**Task to carry out**: Print back every record below, exactly as it stands.

Dataset excerpts:
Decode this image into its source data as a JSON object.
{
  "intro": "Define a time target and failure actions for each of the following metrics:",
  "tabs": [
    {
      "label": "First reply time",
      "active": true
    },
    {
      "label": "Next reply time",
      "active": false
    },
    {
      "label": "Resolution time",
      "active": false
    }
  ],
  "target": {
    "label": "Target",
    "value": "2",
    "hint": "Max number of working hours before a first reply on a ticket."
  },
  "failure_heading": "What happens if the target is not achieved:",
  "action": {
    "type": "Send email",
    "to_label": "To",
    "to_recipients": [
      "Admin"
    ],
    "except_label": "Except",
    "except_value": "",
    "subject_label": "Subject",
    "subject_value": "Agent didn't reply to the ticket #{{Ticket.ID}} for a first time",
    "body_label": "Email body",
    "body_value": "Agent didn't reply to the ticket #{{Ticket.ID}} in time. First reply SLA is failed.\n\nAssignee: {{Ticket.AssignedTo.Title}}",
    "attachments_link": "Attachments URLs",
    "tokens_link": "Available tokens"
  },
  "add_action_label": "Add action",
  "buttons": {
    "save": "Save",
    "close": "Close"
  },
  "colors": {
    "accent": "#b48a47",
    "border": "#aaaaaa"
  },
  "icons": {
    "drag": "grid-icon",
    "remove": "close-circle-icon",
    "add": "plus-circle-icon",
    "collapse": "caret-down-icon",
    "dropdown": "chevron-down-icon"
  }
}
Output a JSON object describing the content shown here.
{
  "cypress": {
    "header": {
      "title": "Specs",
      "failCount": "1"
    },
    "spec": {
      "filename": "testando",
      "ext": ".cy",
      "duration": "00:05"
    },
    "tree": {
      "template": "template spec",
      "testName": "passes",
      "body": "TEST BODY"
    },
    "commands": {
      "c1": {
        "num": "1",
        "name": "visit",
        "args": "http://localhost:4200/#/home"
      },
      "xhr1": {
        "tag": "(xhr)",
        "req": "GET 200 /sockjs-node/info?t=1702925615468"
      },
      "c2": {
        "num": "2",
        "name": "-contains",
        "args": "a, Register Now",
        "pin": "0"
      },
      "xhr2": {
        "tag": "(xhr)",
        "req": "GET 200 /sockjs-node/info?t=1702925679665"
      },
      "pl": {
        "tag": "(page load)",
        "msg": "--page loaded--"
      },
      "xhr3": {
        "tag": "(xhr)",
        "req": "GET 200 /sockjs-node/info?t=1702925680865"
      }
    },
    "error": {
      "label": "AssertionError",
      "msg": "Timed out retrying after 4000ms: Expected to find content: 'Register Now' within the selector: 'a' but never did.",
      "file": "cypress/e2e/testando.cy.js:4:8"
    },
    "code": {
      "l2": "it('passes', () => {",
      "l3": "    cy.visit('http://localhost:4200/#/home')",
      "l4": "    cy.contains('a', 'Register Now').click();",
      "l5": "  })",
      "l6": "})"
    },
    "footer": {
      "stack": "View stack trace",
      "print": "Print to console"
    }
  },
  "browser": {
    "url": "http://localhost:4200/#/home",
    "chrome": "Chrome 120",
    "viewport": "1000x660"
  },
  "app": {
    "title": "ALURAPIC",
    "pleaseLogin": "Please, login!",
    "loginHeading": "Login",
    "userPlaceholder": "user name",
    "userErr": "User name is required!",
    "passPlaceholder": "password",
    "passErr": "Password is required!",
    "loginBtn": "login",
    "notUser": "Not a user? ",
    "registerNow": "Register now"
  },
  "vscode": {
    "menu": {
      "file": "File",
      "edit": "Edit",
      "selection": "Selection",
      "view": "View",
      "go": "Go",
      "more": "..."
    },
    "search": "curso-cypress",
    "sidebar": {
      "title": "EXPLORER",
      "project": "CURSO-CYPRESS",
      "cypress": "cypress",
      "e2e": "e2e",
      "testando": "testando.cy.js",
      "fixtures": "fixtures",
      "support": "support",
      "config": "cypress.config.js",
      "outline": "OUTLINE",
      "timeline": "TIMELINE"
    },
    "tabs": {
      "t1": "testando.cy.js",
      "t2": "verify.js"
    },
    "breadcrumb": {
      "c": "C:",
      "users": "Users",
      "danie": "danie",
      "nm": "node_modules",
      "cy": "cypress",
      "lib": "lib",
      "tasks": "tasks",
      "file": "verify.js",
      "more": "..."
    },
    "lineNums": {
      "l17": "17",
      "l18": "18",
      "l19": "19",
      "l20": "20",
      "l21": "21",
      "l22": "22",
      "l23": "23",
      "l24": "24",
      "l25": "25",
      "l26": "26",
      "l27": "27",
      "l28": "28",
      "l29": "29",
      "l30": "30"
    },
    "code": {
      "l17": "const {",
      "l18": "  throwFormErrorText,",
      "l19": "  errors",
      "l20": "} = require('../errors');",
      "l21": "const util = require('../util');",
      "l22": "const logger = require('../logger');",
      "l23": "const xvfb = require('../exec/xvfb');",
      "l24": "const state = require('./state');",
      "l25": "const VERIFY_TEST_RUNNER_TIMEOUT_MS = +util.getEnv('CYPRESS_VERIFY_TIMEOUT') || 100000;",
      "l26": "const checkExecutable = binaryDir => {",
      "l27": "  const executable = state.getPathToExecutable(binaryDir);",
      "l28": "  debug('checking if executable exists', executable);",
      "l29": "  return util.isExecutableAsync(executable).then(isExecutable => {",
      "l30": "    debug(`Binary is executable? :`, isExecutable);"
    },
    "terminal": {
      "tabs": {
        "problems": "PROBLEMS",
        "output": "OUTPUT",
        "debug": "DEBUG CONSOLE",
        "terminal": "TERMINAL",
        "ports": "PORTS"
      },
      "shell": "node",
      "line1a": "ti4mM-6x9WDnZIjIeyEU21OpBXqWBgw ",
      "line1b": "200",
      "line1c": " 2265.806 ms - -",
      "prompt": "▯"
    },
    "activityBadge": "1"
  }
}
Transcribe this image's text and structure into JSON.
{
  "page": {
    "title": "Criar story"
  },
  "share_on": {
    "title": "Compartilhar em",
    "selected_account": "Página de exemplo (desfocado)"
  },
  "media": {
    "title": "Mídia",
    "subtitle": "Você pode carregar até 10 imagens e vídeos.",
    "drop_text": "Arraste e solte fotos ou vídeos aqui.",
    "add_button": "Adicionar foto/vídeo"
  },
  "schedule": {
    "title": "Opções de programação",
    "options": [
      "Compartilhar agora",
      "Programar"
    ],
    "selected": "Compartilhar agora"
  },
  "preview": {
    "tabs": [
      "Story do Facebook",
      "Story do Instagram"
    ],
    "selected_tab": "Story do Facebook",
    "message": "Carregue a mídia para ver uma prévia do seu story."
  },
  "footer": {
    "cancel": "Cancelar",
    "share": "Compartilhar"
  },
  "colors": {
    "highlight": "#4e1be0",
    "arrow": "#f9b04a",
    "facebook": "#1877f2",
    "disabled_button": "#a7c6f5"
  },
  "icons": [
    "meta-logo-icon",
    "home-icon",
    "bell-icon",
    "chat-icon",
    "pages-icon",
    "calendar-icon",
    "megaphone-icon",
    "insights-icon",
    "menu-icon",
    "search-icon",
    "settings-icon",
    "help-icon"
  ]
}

**Response area**:
Decode this image into its source data as a JSON object.
{
  "intro": "Define a time target and failure actions for each of the following metrics:",
  "tabs": [
    {
      "label": "First reply time",
      "active": true
    },
    {
      "label": "Next reply time",
      "active": false
    },
    {
      "label": "Resolution time",
      "active": false
    }
  ],
  "target": {
    "label": "Target",
    "value": "2",
    "hint": "Max number of working hours before a first reply on a ticket."
  },
  "failure_heading": "What happens if the target is not achieved:",
  "action": {
    "type": "Send email",
    "to_label": "To",
    "to_recipients": [
      "Admin"
    ],
    "except_label": "Except",
    "except_value": "",
    "subject_label": "Subject",
    "subject_value": "Agent didn't reply to the ticket #{{Ticket.ID}} for a first time",
    "body_label": "Email body",
    "body_value": "Agent didn't reply to the ticket #{{Ticket.ID}} in time. First reply SLA is failed.\n\nAssignee: {{Ticket.AssignedTo.Title}}",
    "attachments_link": "Attachments URLs",
    "tokens_link": "Available tokens"
  },
  "add_action_label": "Add action",
  "buttons": {
    "save": "Save",
    "close": "Close"
  },
  "colors": {
    "accent": "#b48a47",
    "border": "#aaaaaa"
  },
  "icons": {
    "drag": "grid-icon",
    "remove": "close-circle-icon",
    "add": "plus-circle-icon",
    "collapse": "caret-down-icon",
    "dropdown": "chevron-down-icon"
  }
}
Output a JSON object describing the content shown here.
{
  "cypress": {
    "header": {
      "title": "Specs",
      "failCount": "1"
    },
    "spec": {
      "filename": "testando",
      "ext": ".cy",
      "duration": "00:05"
    },
    "tree": {
      "template": "template spec",
      "testName": "passes",
      "body": "TEST BODY"
    },
    "commands": {
      "c1": {
        "num": "1",
        "name": "visit",
        "args": "http://localhost:4200/#/home"
      },
      "xhr1": {
        "tag": "(xhr)",
        "req": "GET 200 /sockjs-node/info?t=1702925615468"
      },
      "c2": {
        "num": "2",
        "name": "-contains",
        "args": "a, Register Now",
        "pin": "0"
      },
      "xhr2": {
        "tag": "(xhr)",
        "req": "GET 200 /sockjs-node/info?t=1702925679665"
      },
      "pl": {
        "tag": "(page load)",
        "msg": "--page loaded--"
      },
      "xhr3": {
        "tag": "(xhr)",
        "req": "GET 200 /sockjs-node/info?t=1702925680865"
      }
    },
    "error": {
      "label": "AssertionError",
      "msg": "Timed out retrying after 4000ms: Expected to find content: 'Register Now' within the selector: 'a' but never did.",
      "file": "cypress/e2e/testando.cy.js:4:8"
    },
    "code": {
      "l2": "it('passes', () => {",
      "l3": "    cy.visit('http://localhost:4200/#/home')",
      "l4": "    cy.contains('a', 'Register Now').click();",
      "l5": "  })",
      "l6": "})"
    },
    "footer": {
      "stack": "View stack trace",
      "print": "Print to console"
    }
  },
  "browser": {
    "url": "http://localhost:4200/#/home",
    "chrome": "Chrome 120",
    "viewport": "1000x660"
  },
  "app": {
    "title": "ALURAPIC",
    "pleaseLogin": "Please, login!",
    "loginHeading": "Login",
    "userPlaceholder": "user name",
    "userErr": "User name is required!",
    "passPlaceholder": "password",
    "passErr": "Password is required!",
    "loginBtn": "login",
    "notUser": "Not a user? ",
    "registerNow": "Register now"
  },
  "vscode": {
    "menu": {
      "file": "File",
      "edit": "Edit",
      "selection": "Selection",
      "view": "View",
      "go": "Go",
      "more": "..."
    },
    "search": "curso-cypress",
    "sidebar": {
      "title": "EXPLORER",
      "project": "CURSO-CYPRESS",
      "cypress": "cypress",
      "e2e": "e2e",
      "testando": "testando.cy.js",
      "fixtures": "fixtures",
      "support": "support",
      "config": "cypress.config.js",
      "outline": "OUTLINE",
      "timeline": "TIMELINE"
    },
    "tabs": {
      "t1": "testando.cy.js",
      "t2": "verify.js"
    },
    "breadcrumb": {
      "c": "C:",
      "users": "Users",
      "danie": "danie",
      "nm": "node_modules",
      "cy": "cypress",
      "lib": "lib",
      "tasks": "tasks",
      "file": "verify.js",
      "more": "..."
    },
    "lineNums": {
      "l17": "17",
      "l18": "18",
      "l19": "19",
      "l20": "20",
      "l21": "21",
      "l22": "22",
      "l23": "23",
      "l24": "24",
      "l25": "25",
      "l26": "26",
      "l27": "27",
      "l28": "28",
      "l29": "29",
      "l30": "30"
    },
    "code": {
      "l17": "const {",
      "l18": "  throwFormErrorText,",
      "l19": "  errors",
      "l20": "} = require('../errors');",
      "l21": "const util = require('../util');",
      "l22": "const logger = require('../logger');",
      "l23": "const xvfb = require('../exec/xvfb');",
      "l24": "const state = require('./state');",
      "l25": "const VERIFY_TEST_RUNNER_TIMEOUT_MS = +util.getEnv('CYPRESS_VERIFY_TIMEOUT') || 100000;",
      "l26": "const checkExecutable = binaryDir => {",
      "l27": "  const executable = state.getPathToExecutable(binaryDir);",
      "l28": "  debug('checking if executable exists', executable);",
      "l29": "  return util.isExecutableAsync(executable).then(isExecutable => {",
      "l30": "    debug(`Binary is executable? :`, isExecutable);"
    },
    "terminal": {
      "tabs": {
        "problems": "PROBLEMS",
        "output": "OUTPUT",
        "debug": "DEBUG CONSOLE",
        "terminal": "TERMINAL",
        "ports": "PORTS"
      },
      "shell": "node",
      "line1a": "ti4mM-6x9WDnZIjIeyEU21OpBXqWBgw ",
      "line1b": "200",
      "line1c": " 2265.806 ms - -",
      "prompt": "▯"
    },
    "activityBadge": "1"
  }
}
Transcribe this image's text and structure into JSON.
{
  "page": {
    "title": "Criar story"
  },
  "share_on": {
    "title": "Compartilhar em",
    "selected_account": "Página de exemplo (desfocado)"
  },
  "media": {
    "title": "Mídia",
    "subtitle": "Você pode carregar até 10 imagens e vídeos.",
    "drop_text": "Arraste e solte fotos ou vídeos aqui.",
    "add_button": "Adicionar foto/vídeo"
  },
  "schedule": {
    "title": "Opções de programação",
    "options": [
      "Compartilhar agora",
      "Programar"
    ],
    "selected": "Compartilhar agora"
  },
  "preview": {
    "tabs": [
      "Story do Facebook",
      "Story do Instagram"
    ],
    "selected_tab": "Story do Facebook",
    "message": "Carregue a mídia para ver uma prévia do seu story."
  },
  "footer": {
    "cancel": "Cancelar",
    "share": "Compartilhar"
  },
  "colors": {
    "highlight": "#4e1be0",
    "arrow": "#f9b04a",
    "facebook": "#1877f2",
    "disabled_button": "#a7c6f5"
  },
  "icons": [
    "meta-logo-icon",
    "home-icon",
    "bell-icon",
    "chat-icon",
    "pages-icon",
    "calendar-icon",
    "megaphone-icon",
    "insights-icon",
    "menu-icon",
    "search-icon",
    "settings-icon",
    "help-icon"
  ]
}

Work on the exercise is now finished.